▸ **Your objective**
Here are some entries. Print them exactly as they are.

▸ **Dataset rows describing interfaces**
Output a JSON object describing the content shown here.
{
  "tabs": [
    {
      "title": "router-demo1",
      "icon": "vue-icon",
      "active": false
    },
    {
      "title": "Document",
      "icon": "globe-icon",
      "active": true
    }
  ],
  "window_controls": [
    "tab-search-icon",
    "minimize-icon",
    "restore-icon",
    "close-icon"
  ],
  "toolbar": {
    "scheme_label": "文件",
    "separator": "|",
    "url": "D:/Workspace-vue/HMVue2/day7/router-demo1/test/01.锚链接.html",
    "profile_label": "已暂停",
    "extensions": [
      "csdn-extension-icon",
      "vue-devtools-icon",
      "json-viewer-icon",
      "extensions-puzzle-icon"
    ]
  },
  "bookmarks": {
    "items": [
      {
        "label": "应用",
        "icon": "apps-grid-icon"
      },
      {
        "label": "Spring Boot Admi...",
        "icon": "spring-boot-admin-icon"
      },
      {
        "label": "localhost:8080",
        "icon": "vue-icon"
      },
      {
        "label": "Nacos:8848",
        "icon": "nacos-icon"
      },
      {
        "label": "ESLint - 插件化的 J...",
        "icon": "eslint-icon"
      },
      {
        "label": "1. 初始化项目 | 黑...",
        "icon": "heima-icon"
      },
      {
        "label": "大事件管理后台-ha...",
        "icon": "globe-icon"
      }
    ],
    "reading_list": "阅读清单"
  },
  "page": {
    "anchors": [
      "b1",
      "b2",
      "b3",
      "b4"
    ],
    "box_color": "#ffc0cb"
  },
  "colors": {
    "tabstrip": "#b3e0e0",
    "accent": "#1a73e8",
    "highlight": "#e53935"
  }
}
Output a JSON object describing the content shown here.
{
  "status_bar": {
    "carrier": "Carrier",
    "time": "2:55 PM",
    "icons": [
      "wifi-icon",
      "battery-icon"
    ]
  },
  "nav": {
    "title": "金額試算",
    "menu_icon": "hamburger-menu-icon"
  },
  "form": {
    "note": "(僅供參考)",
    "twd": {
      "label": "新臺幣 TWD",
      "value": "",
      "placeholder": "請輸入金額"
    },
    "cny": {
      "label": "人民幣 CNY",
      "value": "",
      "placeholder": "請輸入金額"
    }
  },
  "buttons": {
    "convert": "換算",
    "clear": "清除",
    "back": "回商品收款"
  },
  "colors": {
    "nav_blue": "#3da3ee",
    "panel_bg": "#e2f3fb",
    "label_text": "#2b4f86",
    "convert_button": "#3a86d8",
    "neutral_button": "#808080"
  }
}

▸ **Result**
Output a JSON object describing the content shown here.
{
  "tabs": [
    {
      "title": "router-demo1",
      "icon": "vue-icon",
      "active": false
    },
    {
      "title": "Document",
      "icon": "globe-icon",
      "active": true
    }
  ],
  "window_controls": [
    "tab-search-icon",
    "minimize-icon",
    "restore-icon",
    "close-icon"
  ],
  "toolbar": {
    "scheme_label": "文件",
    "separator": "|",
    "url": "D:/Workspace-vue/HMVue2/day7/router-demo1/test/01.锚链接.html",
    "profile_label": "已暂停",
    "extensions": [
      "csdn-extension-icon",
      "vue-devtools-icon",
      "json-viewer-icon",
      "extensions-puzzle-icon"
    ]
  },
  "bookmarks": {
    "items": [
      {
        "label": "应用",
        "icon": "apps-grid-icon"
      },
      {
        "label": "Spring Boot Admi...",
        "icon": "spring-boot-admin-icon"
      },
      {
        "label": "localhost:8080",
        "icon": "vue-icon"
      },
      {
        "label": "Nacos:8848",
        "icon": "nacos-icon"
      },
      {
        "label": "ESLint - 插件化的 J...",
        "icon": "eslint-icon"
      },
      {
        "label": "1. 初始化项目 | 黑...",
        "icon": "heima-icon"
      },
      {
        "label": "大事件管理后台-ha...",
        "icon": "globe-icon"
      }
    ],
    "reading_list": "阅读清单"
  },
  "page": {
    "anchors": [
      "b1",
      "b2",
      "b3",
      "b4"
    ],
    "box_color": "#ffc0cb"
  },
  "colors": {
    "tabstrip": "#b3e0e0",
    "accent": "#1a73e8",
    "highlight": "#e53935"
  }
}
Output a JSON object describing the content shown here.
{
  "status_bar": {
    "carrier": "Carrier",
    "time": "2:55 PM",
    "icons": [
      "wifi-icon",
      "battery-icon"
    ]
  },
  "nav": {
    "title": "金額試算",
    "menu_icon": "hamburger-menu-icon"
  },
  "form": {
    "note": "(僅供參考)",
    "twd": {
      "label": "新臺幣 TWD",
      "value": "",
      "placeholder": "請輸入金額"
    },
    "cny": {
      "label": "人民幣 CNY",
      "value": "",
      "placeholder": "請輸入金額"
    }
  },
  "buttons": {
    "convert": "換算",
    "clear": "清除",
    "back": "回商品收款"
  },
  "colors": {
    "nav_blue": "#3da3ee",
    "panel_bg": "#e2f3fb",
    "label_text": "#2b4f86",
    "convert_button": "#3a86d8",
    "neutral_button": "#808080"
  }
}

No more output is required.